Search the data for the string "name", and report each line where it is found.
BEGIN Extracted records
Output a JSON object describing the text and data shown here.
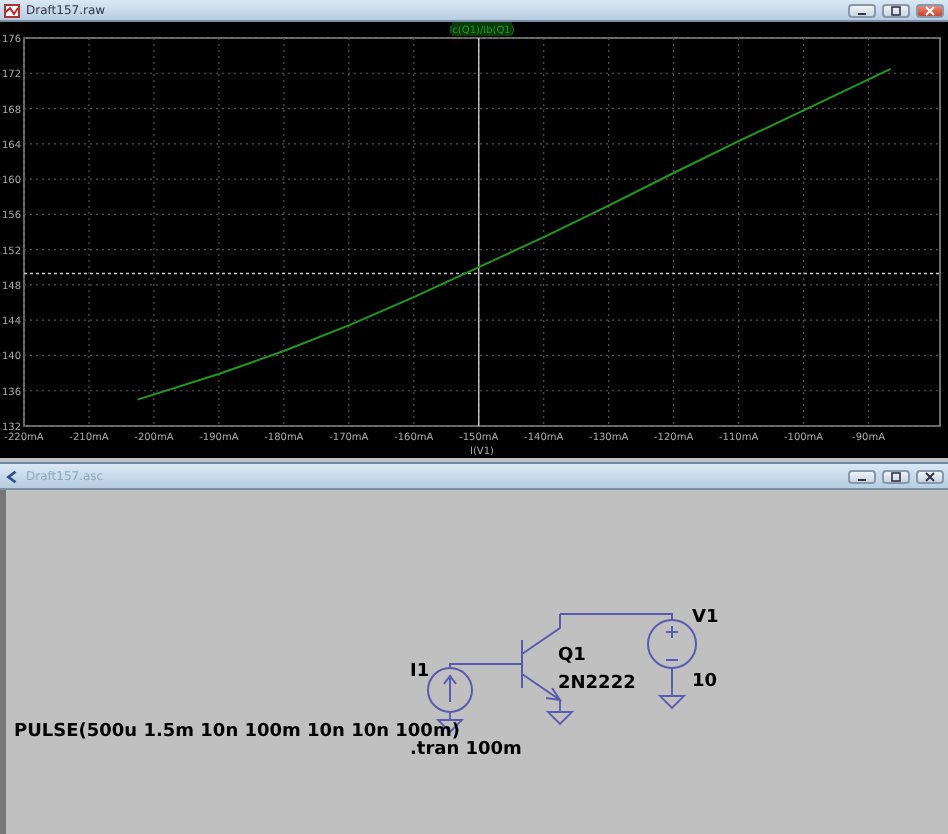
{
  "waveform_window": {
    "title": "Draft157.raw",
    "chart_data": {
      "type": "line",
      "xlabel": "I(V1)",
      "x": [
        -202.5,
        -190,
        -180,
        -170,
        -160,
        -150,
        -140,
        -130,
        -120,
        -110,
        -100,
        -86.6
      ],
      "series": [
        {
          "name": "Ic(Q1)/Ib(Q1)",
          "color": "#1f9a1f",
          "values": [
            135,
            137.9,
            140.5,
            143.4,
            146.6,
            150,
            153.4,
            157,
            160.7,
            164.3,
            167.8,
            172.5
          ]
        }
      ],
      "xlim": [
        -220,
        -79
      ],
      "ylim": [
        132,
        176
      ],
      "xticks": [
        {
          "value": -220,
          "label": "-220mA"
        },
        {
          "value": -210,
          "label": "-210mA"
        },
        {
          "value": -200,
          "label": "-200mA"
        },
        {
          "value": -190,
          "label": "-190mA"
        },
        {
          "value": -180,
          "label": "-180mA"
        },
        {
          "value": -170,
          "label": "-170mA"
        },
        {
          "value": -160,
          "label": "-160mA"
        },
        {
          "value": -150,
          "label": "-150mA"
        },
        {
          "value": -140,
          "label": "-140mA"
        },
        {
          "value": -130,
          "label": "-130mA"
        },
        {
          "value": -120,
          "label": "-120mA"
        },
        {
          "value": -110,
          "label": "-110mA"
        },
        {
          "value": -100,
          "label": "-100mA"
        },
        {
          "value": -90,
          "label": "-90mA"
        }
      ],
      "yticks": [
        132,
        136,
        140,
        144,
        148,
        152,
        156,
        160,
        164,
        168,
        172,
        176
      ],
      "grid": true,
      "ref_lines": [
        {
          "axis": "x",
          "value": -150
        },
        {
          "axis": "y",
          "value": 149.3
        }
      ]
    }
  },
  "schematic_window": {
    "title": "Draft157.asc",
    "components": [
      {
        "kind": "current_source",
        "name": "I1",
        "value": "PULSE(500u 1.5m 10n 100m 10n 10n 100m)"
      },
      {
        "kind": "npn",
        "name": "Q1",
        "value": "2N2222"
      },
      {
        "kind": "voltage_source",
        "name": "V1",
        "value": "10"
      }
    ],
    "directives": [
      ".tran 100m"
    ]
  }
}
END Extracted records
▶ Task solution:
          "name": "Ic(Q1)/Ib(Q1)",
        "name": "I1",
        "name": "Q1",
        "name": "V1",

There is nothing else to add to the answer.